The perspectives of knowledge in feminist epistemology outlined by Ardovini-Brooker include women’s ways of knowing, women’s experiences, and women’s knowledge.

Subjective knowledge grounded in experience is valued. A woman’s personal experience has the power to speak to more than her individual encounter for it reflects the larger socio-historical, cultural, and political context of its occurrence. In this way, the personal is political. I believe the subjugation of women and children, and the exploitation of black women’s sexuality are formed in the same socio-historical and cultural aberrations spawned by patriarchy and supported by patriarchal theology, philosophy, and politics.

This resonates with the thinking of Patricia Hill Collins who states,

Viewing relations of domination for Black women for any given sociohistorical context as being structured via a system of interlocking race, class, and gender oppression expands the focus of analysis from merely describing the similarities and differences distinguishing these systems of oppression and focuses greater attention on how they interconnect. (20)

It is the interconnection of these systems of oppression that makes the task of self deconstruction – the finding of the essential self – daunting.

With this exploration, an important component is included that heretofore I have found difficult to make a central element of scholarship, i.e., my story. This reticence is due to many factors, ranging from traditional western academic indoctrination, to an unwillingness to honor the validity of my experiences, and the inability to face my memories.
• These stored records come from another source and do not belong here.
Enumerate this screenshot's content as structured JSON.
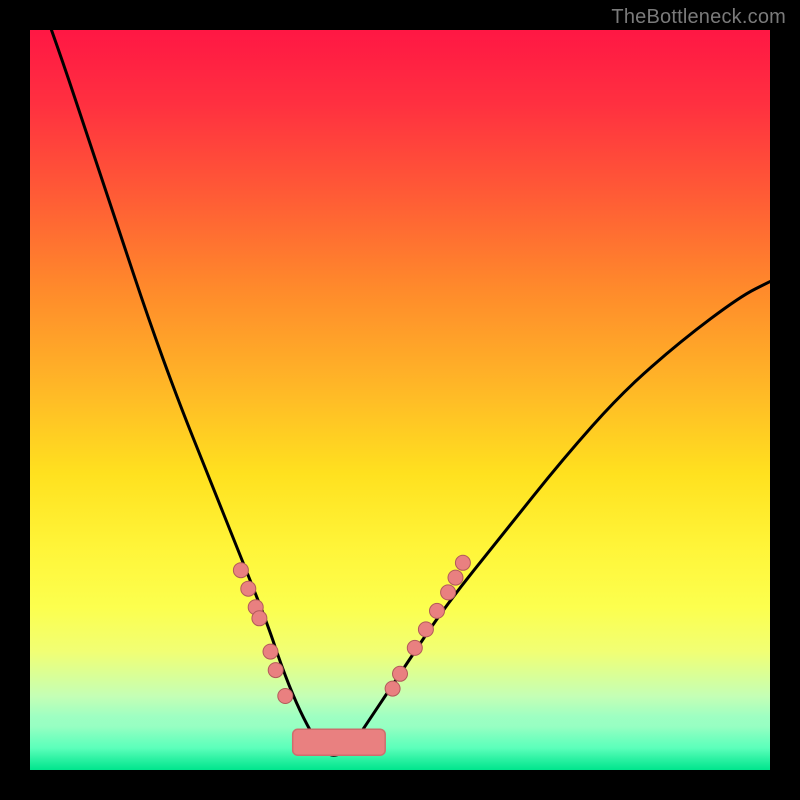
{
  "watermark": {
    "text": "TheBottleneck.com"
  },
  "colors": {
    "curve": "#000000",
    "dot_fill": "#e98080",
    "dot_stroke": "#b25a5a",
    "bar_fill": "#e98080",
    "bar_stroke": "#cf6d6d"
  },
  "chart_data": {
    "type": "line",
    "title": "",
    "xlabel": "",
    "ylabel": "",
    "xlim": [
      0,
      100
    ],
    "ylim": [
      0,
      100
    ],
    "grid": false,
    "legend": false,
    "note": "V-shaped bottleneck curve over a vertical heat gradient (red at top = high bottleneck, green at bottom = optimal). Minimum of curve ≈ x 40.",
    "series": [
      {
        "name": "bottleneck-curve",
        "x": [
          0,
          4,
          8,
          12,
          16,
          20,
          24,
          28,
          32,
          34,
          36,
          38,
          40,
          42,
          44,
          46,
          50,
          56,
          64,
          72,
          80,
          88,
          96,
          100
        ],
        "values": [
          108,
          97,
          85,
          73,
          61,
          50,
          40,
          30,
          20,
          14,
          9,
          5,
          2,
          2,
          4,
          7,
          13,
          22,
          32,
          42,
          51,
          58,
          64,
          66
        ]
      }
    ],
    "markers_left": {
      "name": "left-branch-dots",
      "x": [
        28.5,
        29.5,
        30.5,
        31.0,
        32.5,
        33.2,
        34.5
      ],
      "values": [
        27.0,
        24.5,
        22.0,
        20.5,
        16.0,
        13.5,
        10.0
      ]
    },
    "markers_right": {
      "name": "right-branch-dots",
      "x": [
        49.0,
        50.0,
        52.0,
        53.5,
        55.0,
        56.5,
        57.5,
        58.5
      ],
      "values": [
        11.0,
        13.0,
        16.5,
        19.0,
        21.5,
        24.0,
        26.0,
        28.0
      ]
    },
    "bottom_bar": {
      "name": "optimal-range",
      "x_start": 35.5,
      "x_end": 48.0,
      "y": 2.0,
      "height": 3.5
    }
  }
}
These are memories housed within my body shielded from my mind, only emerging intermittently in the form of somatic resonance to people, environments, or situations, and in the form of dreams.
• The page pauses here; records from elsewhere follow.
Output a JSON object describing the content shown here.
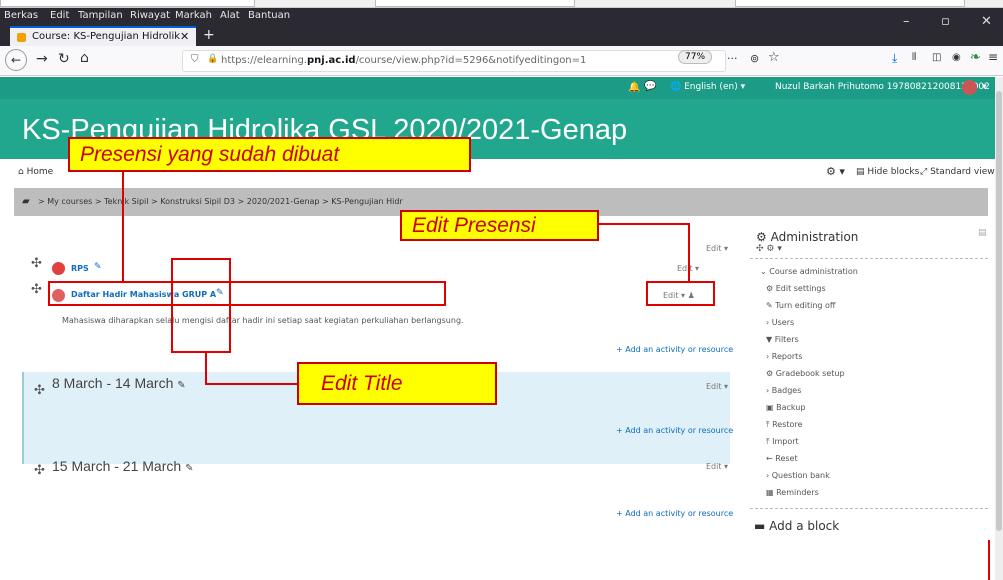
{
  "menubar": [
    "Berkas",
    "Edit",
    "Tampilan",
    "Riwayat",
    "Markah",
    "Alat",
    "Bantuan"
  ],
  "tab": {
    "title": "Course: KS-Pengujian Hidrolik"
  },
  "url": {
    "prefix": "https://elearning.",
    "domain": "pnj.ac.id",
    "path": "/course/view.php?id=5296&notifyeditingon=1",
    "zoom": "77%"
  },
  "topnav": {
    "language": "English (en)",
    "user": "Nuzul Barkah Prihutomo 197808212008121002"
  },
  "course": {
    "title": "KS-Pengujian Hidrolika GSL 2020/2021-Genap"
  },
  "toolbar": {
    "home": "Home",
    "hide_blocks": "Hide blocks",
    "standard_view": "Standard view"
  },
  "breadcrumb": {
    "text": "> My courses > Teknik Sipil > Konstruksi Sipil D3 > 2020/2021-Genap > KS-Pengujian Hidr"
  },
  "section0": {
    "edit_label": "Edit",
    "rps_label": "RPS",
    "attendance_label": "Daftar Hadir Mahasiswa GRUP A",
    "description": "Mahasiswa diharapkan selalu mengisi daftar hadir ini setiap saat kegiatan perkuliahan berlangsung.",
    "add_resource": "Add an activity or resource"
  },
  "week1": {
    "title": "8 March - 14 March",
    "edit_label": "Edit",
    "add_resource": "Add an activity or resource"
  },
  "week2": {
    "title": "15 March - 21 March",
    "edit_label": "Edit",
    "add_resource": "Add an activity or resource"
  },
  "admin": {
    "heading": "Administration",
    "course_admin": "Course administration",
    "items": [
      "Edit settings",
      "Turn editing off",
      "Users",
      "Filters",
      "Reports",
      "Gradebook setup",
      "Badges",
      "Backup",
      "Restore",
      "Import",
      "Reset",
      "Question bank",
      "Reminders"
    ]
  },
  "add_block": "Add a block",
  "annotations": {
    "presensi": "Presensi yang sudah dibuat",
    "edit_presensi": "Edit Presensi",
    "edit_title": "Edit Title"
  },
  "colors": {
    "teal": "#22a78f",
    "annotation_fill": "#ffff00",
    "annotation_border": "#cc0000"
  }
}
Heuristic Research: Design, Methodology and Applications by Clark Moustakas, lays the ground rules and provides the methodological framework for my research. Heuristic research is research into the self, buttressed by traditional approaches to inquiry. “The self of the researcher is present throughout the process and, while understanding the phenomenon with increasing depth, the researcher also experiences growing self-awareness and self-knowledge.” (21)

At minimum, placing the self at the center of scholarship has seemed narcissistic in my estimation. However, a good friend recently reminded me of the dialectic that exists between personal and social transformation – you try and change the world you change yourself, you change yourself you change the world. It is not an either/or relationship. Moustakas echoes this when he writes,
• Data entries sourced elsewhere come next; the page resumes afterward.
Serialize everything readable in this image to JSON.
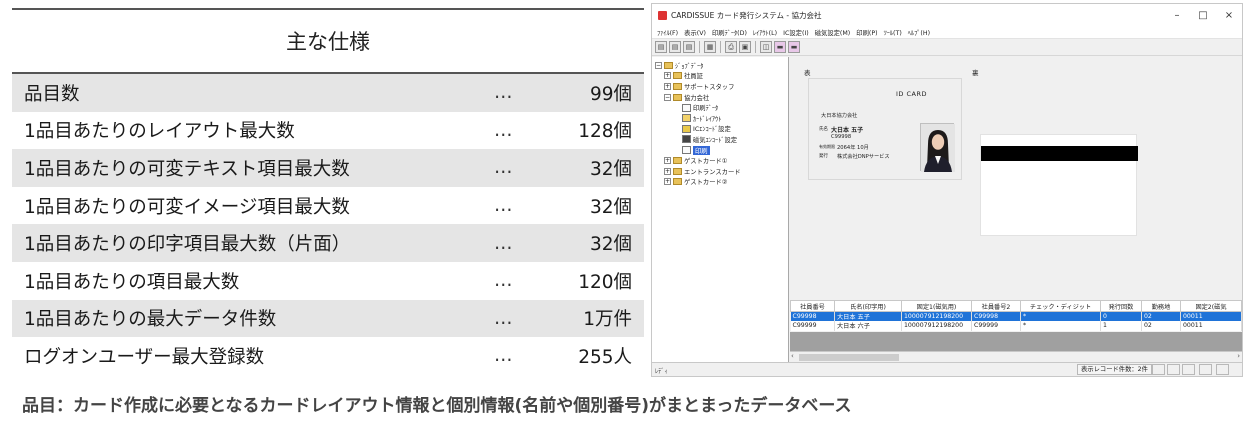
{
  "spec": {
    "title": "主な仕様",
    "rows": [
      {
        "label": "品目数",
        "sep": "…",
        "value": "99個"
      },
      {
        "label": "1品目あたりのレイアウト最大数",
        "sep": "…",
        "value": "128個"
      },
      {
        "label": "1品目あたりの可変テキスト項目最大数",
        "sep": "…",
        "value": "32個"
      },
      {
        "label": "1品目あたりの可変イメージ項目最大数",
        "sep": "…",
        "value": "32個"
      },
      {
        "label": "1品目あたりの印字項目最大数（片面）",
        "sep": "…",
        "value": "32個"
      },
      {
        "label": "1品目あたりの項目最大数",
        "sep": "…",
        "value": "120個"
      },
      {
        "label": "1品目あたりの最大データ件数",
        "sep": "…",
        "value": "1万件"
      },
      {
        "label": "ログオンユーザー最大登録数",
        "sep": "…",
        "value": "255人"
      }
    ],
    "caption": "品目：カード作成に必要となるカードレイアウト情報と個別情報(名前や個別番号)がまとまったデータベース"
  },
  "window": {
    "title": "CARDISSUE カード発行システム - 協力会社",
    "controls": {
      "minimize": "–",
      "maximize": "□",
      "close": "×"
    },
    "menu": [
      "ﾌｧｲﾙ(F)",
      "表示(V)",
      "印刷ﾃﾞｰﾀ(D)",
      "ﾚｲｱｳﾄ(L)",
      "IC設定(I)",
      "磁気設定(M)",
      "印刷(P)",
      "ﾂｰﾙ(T)",
      "ﾍﾙﾌﾟ(H)"
    ],
    "tree": {
      "root": "ｼﾞｮﾌﾞﾃﾞｰﾀ",
      "items": [
        "社員証",
        "サポートスタッフ",
        "協力会社"
      ],
      "children": [
        "印刷ﾃﾞｰﾀ",
        "ｶｰﾄﾞﾚｲｱｳﾄ",
        "ICｴﾝｺｰﾄﾞ設定",
        "磁気ｴﾝｺｰﾄﾞ設定",
        "印刷"
      ],
      "after": [
        "ゲストカード①",
        "エントランスカード",
        "ゲストカード②"
      ]
    },
    "preview": {
      "front_label": "表",
      "back_label": "裏",
      "card_title": "ID CARD",
      "company_line": "大日本協力会社",
      "name_key": "氏名",
      "name": "大日本 五子",
      "number": "C99998",
      "date_key": "有効期限",
      "date": "2064年 10月",
      "issuer_key": "発行",
      "issuer": "株式会社DNPサービス"
    },
    "grid": {
      "headers": [
        "社員番号",
        "氏名(印字用)",
        "固定1(磁気用)",
        "社員番号2",
        "チェック・ディジット",
        "発行回数",
        "勤務地",
        "固定2(磁気"
      ],
      "rows": [
        [
          "C99998",
          "大日本 五子",
          "100007912198200",
          "C99998",
          "*",
          "0",
          "02",
          "00011"
        ],
        [
          "C99999",
          "大日本 六子",
          "100007912198200",
          "C99999",
          "*",
          "1",
          "02",
          "00011"
        ]
      ],
      "selected_row": 0
    },
    "status": {
      "left": "ﾚﾃﾞｨ",
      "record_count": "表示レコード件数：2件"
    }
  }
}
the question is one that has been a personal challenge and puzzlement in the search to understand one’s self and the world in which one lives. The heuristic process is autobiographic, yet with virtually every question that matters personally there is also a social – and perhaps universal – significance. (22)

Using the heuristic paradigm, the journey of recovering wholeness is discussed. The central place of spirituality within this process is also revealed to the reader. For at least the past 15 years I have skipped along the edges of African-based spiritual customs founded on the West African Ifá tradition that was brought to the western Atlantic regions with the slave trade. I say skipped along the edges because unlike my eldest sister, who became initiated into one of the diasporic African-based religions, I had simply read books and attended workshops.

African-based spirituality is earth based; as such it is embodied and comes alive in one’s life through practice and application. Only recently have I committed to deeper study and practice. Central to my reclamation process is an altar that I constructed honoring my child self and asking for the guidance, love, and support of Yemaya.

Yemaya is the orisha (or deity) within Ifá who is associated with the nurturing of children and the affairs of women in general. She is also aligned with our dreams. She is the mother of the oceans, teeming with life. “There is no mountain of trouble that Yemaya cannot wear down; no sickness of heart that She cannot wash clean; no desert of despair that She cannot flood with hope.” (23)